Bicycles need at least two wheels to be rideable, but [The Q] realized you don’t necessarily need the wheels to be in one piece. As long as you have at least two points of rolling contact with the ground, you can spread the load across multiple partial wheels. He demonstrated this by splitting the rear wheel of his bike first in half and then thirds to create an absolute head turner.
Since a conventional bicycle wheel with tensioned spokes would collapse if cut apart, [The Q] used single-piece aluminum wheels instead. The tires were cut into pieces, and the inner tubes were replaced with sections of thick-walled HDPE pipe that won’t collapse under the weight of a human. The tires and the HDPE “inner tubes” were riveted to the wheels.
To mount the additional wheels on the frame, [The Q] welded a set of extensions to the back with mounting points for the partial wheels. To keep them synced, timing is done with chains running on sprockets welded to the disc brakes. In the second video, he tries to also split the front wheels, but found the front forks can’t handle the torque and would flex dangerously when the contact point is too far forward. Instead, he settled for three wheels on the back.
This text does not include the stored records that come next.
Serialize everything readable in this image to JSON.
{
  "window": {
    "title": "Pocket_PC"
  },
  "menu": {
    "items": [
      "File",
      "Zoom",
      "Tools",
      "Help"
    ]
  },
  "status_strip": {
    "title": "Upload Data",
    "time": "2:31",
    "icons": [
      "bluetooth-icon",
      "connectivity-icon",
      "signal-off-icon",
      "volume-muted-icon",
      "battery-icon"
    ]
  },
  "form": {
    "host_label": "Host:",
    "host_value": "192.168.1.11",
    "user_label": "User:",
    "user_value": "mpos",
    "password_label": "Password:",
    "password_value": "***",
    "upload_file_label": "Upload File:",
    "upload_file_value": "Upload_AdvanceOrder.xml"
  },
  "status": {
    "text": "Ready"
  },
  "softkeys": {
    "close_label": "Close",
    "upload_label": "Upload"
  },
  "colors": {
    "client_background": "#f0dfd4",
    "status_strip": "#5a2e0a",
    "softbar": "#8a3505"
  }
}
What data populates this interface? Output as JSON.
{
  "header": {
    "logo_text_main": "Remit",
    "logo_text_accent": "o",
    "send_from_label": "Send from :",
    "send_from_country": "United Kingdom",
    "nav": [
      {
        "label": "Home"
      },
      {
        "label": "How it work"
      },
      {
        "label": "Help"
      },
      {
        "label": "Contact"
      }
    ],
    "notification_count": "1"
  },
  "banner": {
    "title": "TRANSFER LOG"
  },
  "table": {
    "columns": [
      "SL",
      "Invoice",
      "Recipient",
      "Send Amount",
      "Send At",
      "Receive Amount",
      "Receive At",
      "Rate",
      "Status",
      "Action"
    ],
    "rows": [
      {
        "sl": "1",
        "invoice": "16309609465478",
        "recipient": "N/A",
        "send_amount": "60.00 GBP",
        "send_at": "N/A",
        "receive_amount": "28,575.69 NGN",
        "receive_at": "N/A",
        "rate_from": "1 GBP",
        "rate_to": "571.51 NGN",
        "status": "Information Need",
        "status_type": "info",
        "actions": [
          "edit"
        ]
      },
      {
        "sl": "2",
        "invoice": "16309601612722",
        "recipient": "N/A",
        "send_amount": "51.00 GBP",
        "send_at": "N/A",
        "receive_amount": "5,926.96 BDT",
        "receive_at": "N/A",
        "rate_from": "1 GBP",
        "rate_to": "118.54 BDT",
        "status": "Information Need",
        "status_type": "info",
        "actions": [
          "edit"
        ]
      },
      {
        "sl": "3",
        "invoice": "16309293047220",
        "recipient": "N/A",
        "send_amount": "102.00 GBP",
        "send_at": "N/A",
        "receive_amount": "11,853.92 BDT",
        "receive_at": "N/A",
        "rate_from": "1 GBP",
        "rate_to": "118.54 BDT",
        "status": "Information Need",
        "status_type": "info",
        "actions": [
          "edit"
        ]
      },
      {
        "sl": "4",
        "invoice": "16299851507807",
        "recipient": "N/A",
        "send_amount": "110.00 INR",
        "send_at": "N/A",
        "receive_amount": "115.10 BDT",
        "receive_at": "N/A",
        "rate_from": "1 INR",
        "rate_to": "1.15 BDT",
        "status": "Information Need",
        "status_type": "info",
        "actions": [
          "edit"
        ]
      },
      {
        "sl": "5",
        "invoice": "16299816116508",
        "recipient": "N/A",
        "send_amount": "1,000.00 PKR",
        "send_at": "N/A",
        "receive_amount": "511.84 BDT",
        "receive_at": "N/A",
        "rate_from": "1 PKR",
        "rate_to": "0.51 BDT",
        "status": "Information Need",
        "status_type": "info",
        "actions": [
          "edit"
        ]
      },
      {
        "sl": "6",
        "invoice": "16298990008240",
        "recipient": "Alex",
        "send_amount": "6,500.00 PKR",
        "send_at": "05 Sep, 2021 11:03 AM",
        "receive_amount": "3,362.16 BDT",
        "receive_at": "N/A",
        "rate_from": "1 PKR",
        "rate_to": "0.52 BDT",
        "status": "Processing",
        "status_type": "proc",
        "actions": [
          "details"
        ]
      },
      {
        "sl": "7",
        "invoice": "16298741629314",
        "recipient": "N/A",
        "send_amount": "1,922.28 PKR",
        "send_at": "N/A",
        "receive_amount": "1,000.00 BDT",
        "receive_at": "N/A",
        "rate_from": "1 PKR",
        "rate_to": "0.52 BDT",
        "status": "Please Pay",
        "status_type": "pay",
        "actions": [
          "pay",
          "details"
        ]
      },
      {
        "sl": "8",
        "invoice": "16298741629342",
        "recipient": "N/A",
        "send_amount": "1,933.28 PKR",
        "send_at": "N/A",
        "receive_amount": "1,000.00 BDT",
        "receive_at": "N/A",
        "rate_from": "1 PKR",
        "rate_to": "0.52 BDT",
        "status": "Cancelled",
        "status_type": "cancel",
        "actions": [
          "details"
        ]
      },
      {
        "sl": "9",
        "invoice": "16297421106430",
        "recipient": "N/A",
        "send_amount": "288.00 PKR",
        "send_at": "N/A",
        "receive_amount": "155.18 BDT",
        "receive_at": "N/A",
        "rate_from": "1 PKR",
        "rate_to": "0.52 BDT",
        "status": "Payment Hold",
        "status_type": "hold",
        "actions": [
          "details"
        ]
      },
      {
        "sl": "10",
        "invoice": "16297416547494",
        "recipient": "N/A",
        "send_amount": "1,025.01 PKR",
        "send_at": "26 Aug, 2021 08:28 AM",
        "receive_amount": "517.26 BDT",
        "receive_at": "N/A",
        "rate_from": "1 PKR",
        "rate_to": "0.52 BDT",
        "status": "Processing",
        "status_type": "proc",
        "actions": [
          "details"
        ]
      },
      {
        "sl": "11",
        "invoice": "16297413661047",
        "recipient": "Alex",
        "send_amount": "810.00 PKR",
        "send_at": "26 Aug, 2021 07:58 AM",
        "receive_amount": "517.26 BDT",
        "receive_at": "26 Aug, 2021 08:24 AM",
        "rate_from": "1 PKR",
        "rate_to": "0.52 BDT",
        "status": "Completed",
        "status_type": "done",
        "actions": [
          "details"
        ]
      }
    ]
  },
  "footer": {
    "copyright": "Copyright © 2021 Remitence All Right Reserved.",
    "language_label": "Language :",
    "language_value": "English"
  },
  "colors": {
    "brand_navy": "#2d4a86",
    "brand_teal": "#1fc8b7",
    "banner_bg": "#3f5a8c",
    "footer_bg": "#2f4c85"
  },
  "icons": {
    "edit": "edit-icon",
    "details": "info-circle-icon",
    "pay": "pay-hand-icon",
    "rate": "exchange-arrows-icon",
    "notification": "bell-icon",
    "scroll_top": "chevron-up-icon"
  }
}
Much like his hubless bicycle, it’s not designed to be better than a standard bicycle, but is excellent for attracting attention. Though at least in some situations, the all-wheel drive bike he built last year might come in handy.
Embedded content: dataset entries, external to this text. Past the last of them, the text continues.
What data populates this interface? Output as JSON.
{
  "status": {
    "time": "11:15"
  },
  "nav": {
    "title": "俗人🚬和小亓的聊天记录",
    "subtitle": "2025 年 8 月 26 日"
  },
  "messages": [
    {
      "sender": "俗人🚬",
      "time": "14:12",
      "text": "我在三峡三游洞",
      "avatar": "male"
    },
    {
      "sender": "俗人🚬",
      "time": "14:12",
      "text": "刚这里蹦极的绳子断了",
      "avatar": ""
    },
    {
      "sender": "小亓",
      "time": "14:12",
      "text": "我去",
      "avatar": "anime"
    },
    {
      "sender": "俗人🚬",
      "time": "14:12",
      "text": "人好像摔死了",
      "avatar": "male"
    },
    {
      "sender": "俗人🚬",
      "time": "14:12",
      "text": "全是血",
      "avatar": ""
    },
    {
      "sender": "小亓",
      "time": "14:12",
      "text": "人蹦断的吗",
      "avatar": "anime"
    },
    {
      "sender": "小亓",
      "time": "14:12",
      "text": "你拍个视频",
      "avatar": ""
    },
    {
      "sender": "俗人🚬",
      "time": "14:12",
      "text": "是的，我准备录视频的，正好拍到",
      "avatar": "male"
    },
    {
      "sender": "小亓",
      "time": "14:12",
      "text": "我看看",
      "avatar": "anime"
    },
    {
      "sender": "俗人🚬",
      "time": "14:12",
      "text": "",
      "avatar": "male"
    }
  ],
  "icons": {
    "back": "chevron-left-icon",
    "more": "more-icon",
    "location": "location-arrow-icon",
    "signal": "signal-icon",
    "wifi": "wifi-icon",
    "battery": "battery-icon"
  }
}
Continue reading “Trippy Bicycle Uses Multiple Partial Wheels”
Composting is a great idea that helps you and the planet at the same time. But all that stuff is going to break down at different rates, and depending on what you put in there and how soon you want to use the compost, you’ll probably have to sift out some unwanted stuff first.
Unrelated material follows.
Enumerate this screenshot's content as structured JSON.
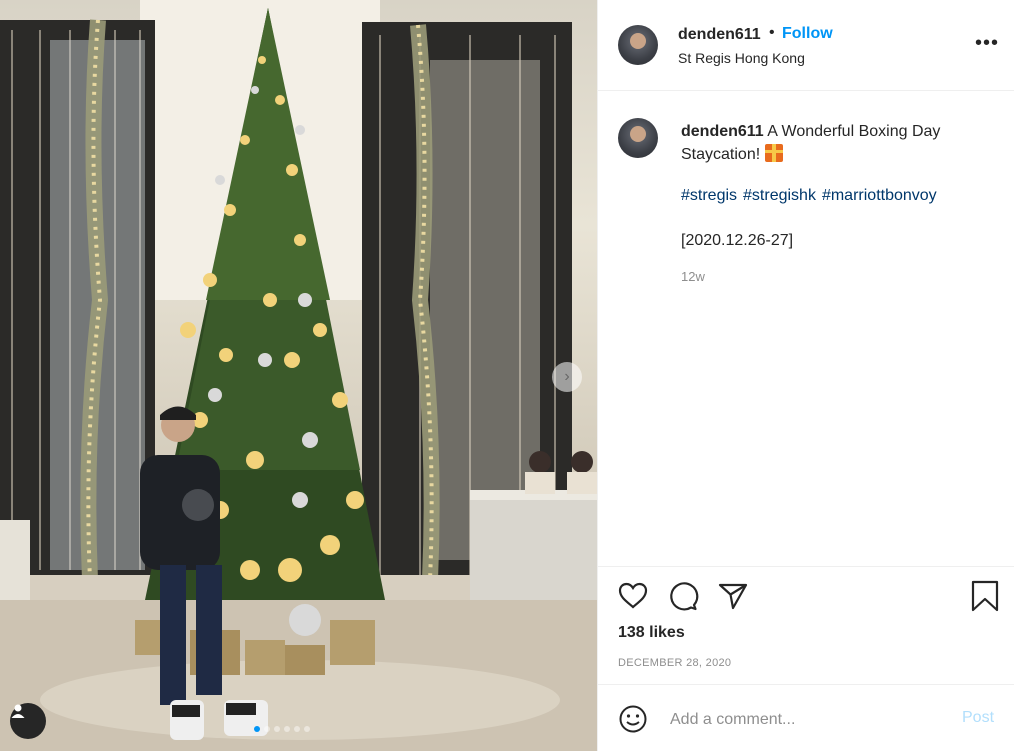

[Minnear Knives] had a bunch of apricot stones in his compost pile, and it was the pits. He did some research and decided to build his own rotary trommel to tumble out the trash. As you will see in the video after the break, it works really well. All he has to do is turn on the motor and shovel raw compost or dirt into one end. Bad stuff tumbles out the other end into a wheelbarrow, while the good stuff is sifted down into a pile under the cylinder. Just look at that rich, fluffy compost.
The best part is that he was able to make it mostly from stuff he had lying around, though he did trade some beer for the v-belt pulley. The cylinder is essentially made from mesh that’s zip-tied to bicycle rims. A 1/4 horsepower motor mounted up top uses that v-belt pulley to spin the cylinder’s rims against casters that are mounted to the frame. Thanks to the pair of bike wheels on the back, he can cart it around the ranch unassisted.
Composting doesn’t have to be any more difficult than a pile in the backyard. But if you don’t have a backyard, why not build a rotating bin that you can monitor from your phone?
Continue reading “DIY Trommel Sifts Compost In Style”